- _Problem requirements_
From the listing below, copy each line that holds "arrow".

- _Records shown_
============

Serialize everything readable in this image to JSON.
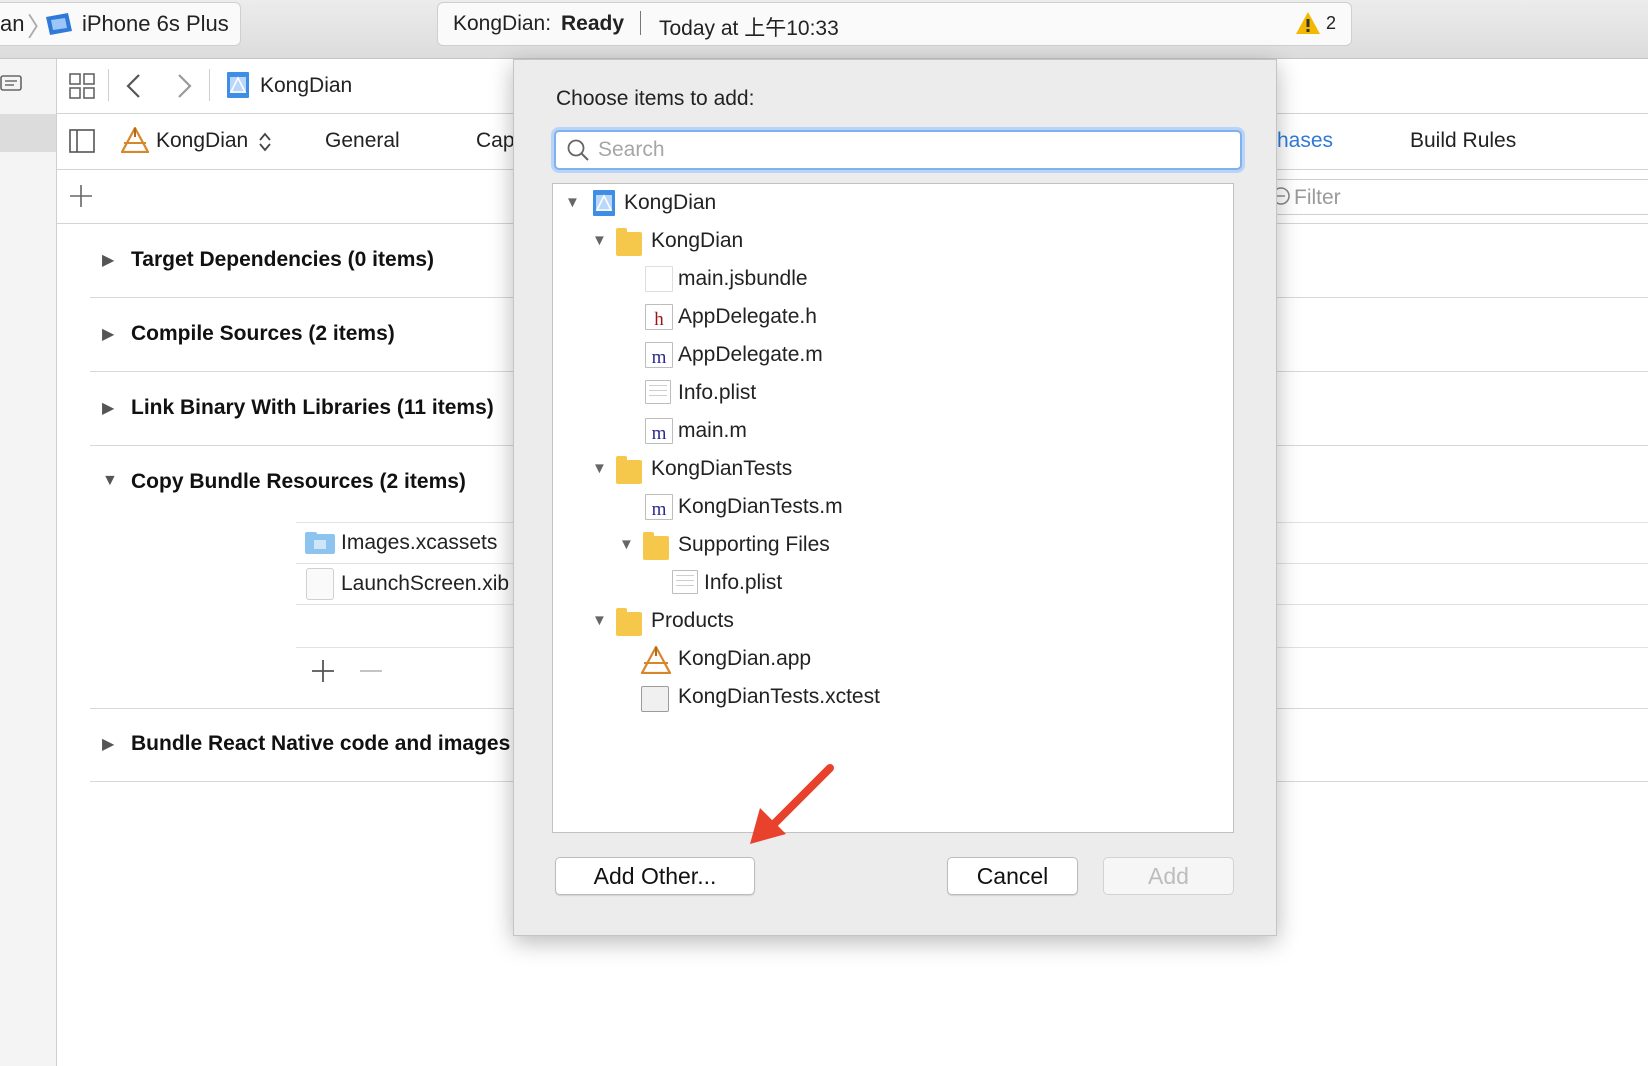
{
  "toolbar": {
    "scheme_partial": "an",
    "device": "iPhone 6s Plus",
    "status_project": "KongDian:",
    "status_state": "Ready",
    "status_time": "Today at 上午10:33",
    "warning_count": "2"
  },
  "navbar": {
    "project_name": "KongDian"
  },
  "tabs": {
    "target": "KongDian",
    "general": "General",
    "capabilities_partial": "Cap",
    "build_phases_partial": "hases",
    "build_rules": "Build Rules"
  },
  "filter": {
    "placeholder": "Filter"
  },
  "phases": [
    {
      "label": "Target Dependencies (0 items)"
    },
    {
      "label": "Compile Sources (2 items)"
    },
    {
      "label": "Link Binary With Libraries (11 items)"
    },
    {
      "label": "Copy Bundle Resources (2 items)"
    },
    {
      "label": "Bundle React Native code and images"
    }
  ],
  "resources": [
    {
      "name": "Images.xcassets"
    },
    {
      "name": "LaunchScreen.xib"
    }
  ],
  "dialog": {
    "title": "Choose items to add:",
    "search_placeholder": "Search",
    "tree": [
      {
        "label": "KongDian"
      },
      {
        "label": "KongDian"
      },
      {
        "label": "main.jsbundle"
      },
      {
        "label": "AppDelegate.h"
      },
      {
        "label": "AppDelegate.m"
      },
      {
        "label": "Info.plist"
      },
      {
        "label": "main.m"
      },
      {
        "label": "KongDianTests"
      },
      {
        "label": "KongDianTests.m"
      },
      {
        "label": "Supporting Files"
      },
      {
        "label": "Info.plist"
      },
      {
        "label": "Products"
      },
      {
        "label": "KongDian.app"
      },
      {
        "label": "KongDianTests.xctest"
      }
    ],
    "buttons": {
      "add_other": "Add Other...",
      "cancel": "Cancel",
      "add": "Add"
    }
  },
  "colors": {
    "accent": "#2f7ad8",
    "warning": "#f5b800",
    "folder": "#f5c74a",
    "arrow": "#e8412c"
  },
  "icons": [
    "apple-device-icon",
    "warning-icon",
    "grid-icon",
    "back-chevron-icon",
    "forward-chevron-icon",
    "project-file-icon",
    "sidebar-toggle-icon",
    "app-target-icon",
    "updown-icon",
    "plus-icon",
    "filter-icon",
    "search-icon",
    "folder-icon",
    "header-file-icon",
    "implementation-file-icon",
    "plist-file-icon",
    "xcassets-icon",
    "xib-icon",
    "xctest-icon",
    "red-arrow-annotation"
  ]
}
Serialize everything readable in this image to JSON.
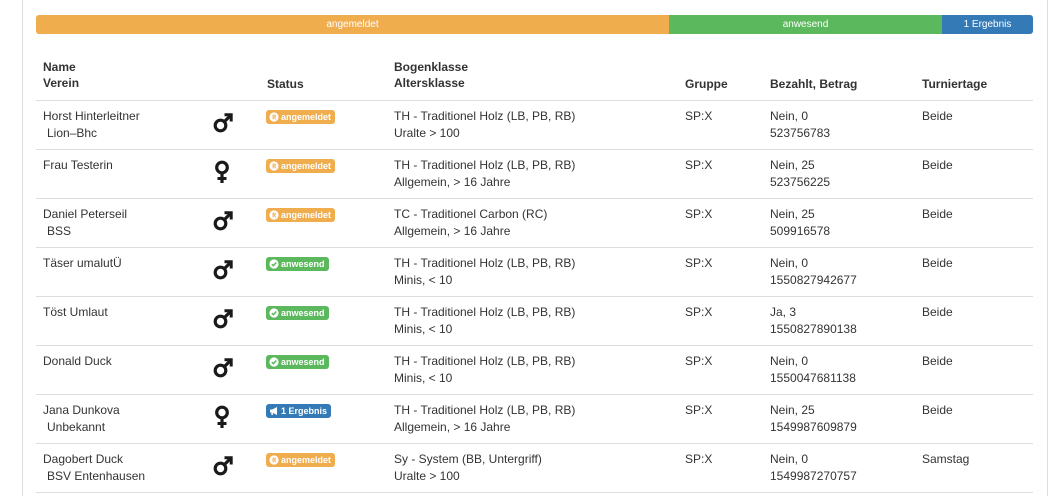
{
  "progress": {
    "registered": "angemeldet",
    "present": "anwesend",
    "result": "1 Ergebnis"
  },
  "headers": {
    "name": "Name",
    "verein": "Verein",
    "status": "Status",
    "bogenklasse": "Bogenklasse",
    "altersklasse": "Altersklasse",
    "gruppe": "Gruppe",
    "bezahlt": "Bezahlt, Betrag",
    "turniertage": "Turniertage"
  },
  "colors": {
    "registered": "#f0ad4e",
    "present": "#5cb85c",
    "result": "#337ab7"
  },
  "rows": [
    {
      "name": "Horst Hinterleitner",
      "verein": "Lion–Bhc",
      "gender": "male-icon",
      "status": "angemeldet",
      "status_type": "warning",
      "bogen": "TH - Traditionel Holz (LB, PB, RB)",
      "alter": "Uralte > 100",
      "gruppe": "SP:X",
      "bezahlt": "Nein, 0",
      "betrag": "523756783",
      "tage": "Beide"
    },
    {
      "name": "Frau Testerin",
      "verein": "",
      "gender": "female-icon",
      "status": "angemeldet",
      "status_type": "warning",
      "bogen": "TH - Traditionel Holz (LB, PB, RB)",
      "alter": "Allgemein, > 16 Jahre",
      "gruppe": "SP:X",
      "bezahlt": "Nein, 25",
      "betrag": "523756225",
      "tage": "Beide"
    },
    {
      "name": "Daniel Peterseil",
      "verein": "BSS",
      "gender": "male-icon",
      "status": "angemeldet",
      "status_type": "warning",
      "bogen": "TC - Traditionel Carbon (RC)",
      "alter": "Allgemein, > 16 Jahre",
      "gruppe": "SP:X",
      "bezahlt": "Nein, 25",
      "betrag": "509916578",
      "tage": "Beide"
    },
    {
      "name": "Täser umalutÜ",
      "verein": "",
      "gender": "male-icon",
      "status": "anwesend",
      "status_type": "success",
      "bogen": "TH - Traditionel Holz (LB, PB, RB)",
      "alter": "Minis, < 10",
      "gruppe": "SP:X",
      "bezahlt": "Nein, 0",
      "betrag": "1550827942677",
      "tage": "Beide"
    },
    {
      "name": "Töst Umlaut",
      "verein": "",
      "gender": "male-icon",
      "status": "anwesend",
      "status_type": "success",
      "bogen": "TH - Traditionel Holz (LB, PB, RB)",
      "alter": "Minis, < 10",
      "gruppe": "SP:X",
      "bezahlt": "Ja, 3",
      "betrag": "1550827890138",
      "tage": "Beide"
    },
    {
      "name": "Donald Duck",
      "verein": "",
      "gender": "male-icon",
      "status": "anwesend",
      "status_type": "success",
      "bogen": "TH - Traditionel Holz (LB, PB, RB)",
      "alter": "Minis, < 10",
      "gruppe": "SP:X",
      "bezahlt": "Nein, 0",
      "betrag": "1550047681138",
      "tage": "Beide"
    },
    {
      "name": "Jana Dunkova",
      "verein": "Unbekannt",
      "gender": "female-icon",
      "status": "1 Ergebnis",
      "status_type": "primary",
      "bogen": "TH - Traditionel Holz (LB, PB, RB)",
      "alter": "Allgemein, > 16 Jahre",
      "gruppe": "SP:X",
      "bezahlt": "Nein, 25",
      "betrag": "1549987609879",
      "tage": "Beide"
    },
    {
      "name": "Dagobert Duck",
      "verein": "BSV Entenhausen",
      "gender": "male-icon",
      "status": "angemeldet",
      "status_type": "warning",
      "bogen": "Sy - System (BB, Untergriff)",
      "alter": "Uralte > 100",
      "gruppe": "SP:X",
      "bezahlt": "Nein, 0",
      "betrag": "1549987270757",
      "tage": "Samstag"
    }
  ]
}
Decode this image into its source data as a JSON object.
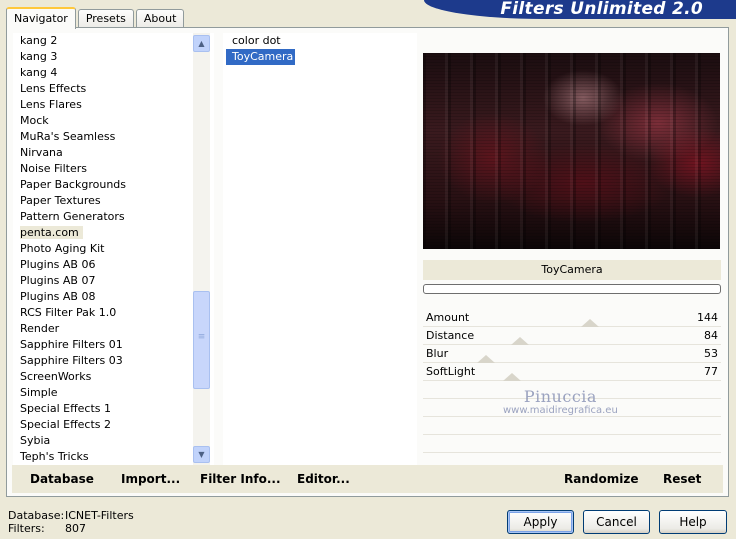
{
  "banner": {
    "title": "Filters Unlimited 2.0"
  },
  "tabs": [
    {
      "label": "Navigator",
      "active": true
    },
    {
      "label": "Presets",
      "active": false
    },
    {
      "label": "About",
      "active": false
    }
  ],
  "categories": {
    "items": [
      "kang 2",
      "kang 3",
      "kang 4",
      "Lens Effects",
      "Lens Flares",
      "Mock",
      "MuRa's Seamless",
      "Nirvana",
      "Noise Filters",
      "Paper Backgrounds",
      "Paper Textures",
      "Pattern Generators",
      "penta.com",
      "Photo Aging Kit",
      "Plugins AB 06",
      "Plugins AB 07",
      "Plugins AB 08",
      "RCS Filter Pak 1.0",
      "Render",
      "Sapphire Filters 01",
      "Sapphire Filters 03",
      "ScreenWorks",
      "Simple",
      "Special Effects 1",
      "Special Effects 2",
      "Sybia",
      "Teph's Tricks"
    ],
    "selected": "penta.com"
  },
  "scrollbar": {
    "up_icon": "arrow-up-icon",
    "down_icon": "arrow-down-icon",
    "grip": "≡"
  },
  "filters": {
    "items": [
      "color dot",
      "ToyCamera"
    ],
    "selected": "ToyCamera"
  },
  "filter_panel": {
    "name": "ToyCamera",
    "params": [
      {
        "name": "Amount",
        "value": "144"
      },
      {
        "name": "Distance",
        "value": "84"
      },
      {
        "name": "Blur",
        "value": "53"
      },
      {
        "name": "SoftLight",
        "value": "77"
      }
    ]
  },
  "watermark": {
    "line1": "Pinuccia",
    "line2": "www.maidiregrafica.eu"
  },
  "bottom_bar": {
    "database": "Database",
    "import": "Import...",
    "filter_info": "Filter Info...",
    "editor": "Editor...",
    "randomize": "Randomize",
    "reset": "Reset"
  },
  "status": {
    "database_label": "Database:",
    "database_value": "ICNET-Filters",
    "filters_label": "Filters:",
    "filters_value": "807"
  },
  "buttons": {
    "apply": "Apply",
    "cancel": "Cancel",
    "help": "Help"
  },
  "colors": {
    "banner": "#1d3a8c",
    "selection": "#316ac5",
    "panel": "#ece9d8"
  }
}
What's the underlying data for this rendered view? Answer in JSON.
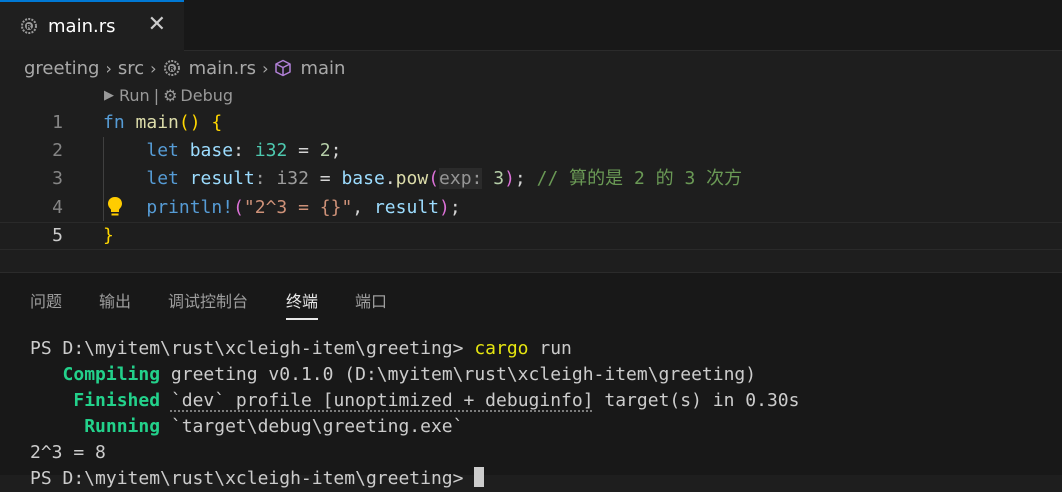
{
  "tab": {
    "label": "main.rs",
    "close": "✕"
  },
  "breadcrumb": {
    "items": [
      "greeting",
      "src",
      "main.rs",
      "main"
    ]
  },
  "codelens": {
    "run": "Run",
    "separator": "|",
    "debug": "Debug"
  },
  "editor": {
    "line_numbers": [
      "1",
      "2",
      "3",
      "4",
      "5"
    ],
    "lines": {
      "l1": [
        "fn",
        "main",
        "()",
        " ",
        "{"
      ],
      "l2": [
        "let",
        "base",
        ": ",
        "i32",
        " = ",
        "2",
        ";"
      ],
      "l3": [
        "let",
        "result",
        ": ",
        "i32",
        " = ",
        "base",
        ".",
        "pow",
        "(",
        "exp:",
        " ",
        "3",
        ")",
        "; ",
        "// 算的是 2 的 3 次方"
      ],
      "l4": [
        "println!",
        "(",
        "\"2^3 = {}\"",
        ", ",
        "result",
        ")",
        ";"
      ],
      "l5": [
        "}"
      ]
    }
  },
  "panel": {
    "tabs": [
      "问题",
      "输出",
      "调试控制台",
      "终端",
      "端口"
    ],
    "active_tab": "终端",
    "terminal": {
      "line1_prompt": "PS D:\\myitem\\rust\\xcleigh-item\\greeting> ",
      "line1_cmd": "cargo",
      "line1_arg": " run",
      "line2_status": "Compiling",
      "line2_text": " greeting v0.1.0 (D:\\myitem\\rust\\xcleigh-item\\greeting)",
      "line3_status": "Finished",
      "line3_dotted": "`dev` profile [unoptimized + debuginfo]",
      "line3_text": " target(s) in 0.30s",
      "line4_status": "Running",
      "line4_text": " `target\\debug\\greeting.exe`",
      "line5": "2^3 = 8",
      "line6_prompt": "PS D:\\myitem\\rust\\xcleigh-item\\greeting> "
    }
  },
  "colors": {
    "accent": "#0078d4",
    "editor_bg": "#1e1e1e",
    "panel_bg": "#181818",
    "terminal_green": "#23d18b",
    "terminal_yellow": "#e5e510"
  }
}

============

- _Written reply_
    "arrow": "#e8412c"
    "red-arrow-annotation"
    "up_icon": "arrow-up-icon",
    "down_icon": "arrow-down-icon",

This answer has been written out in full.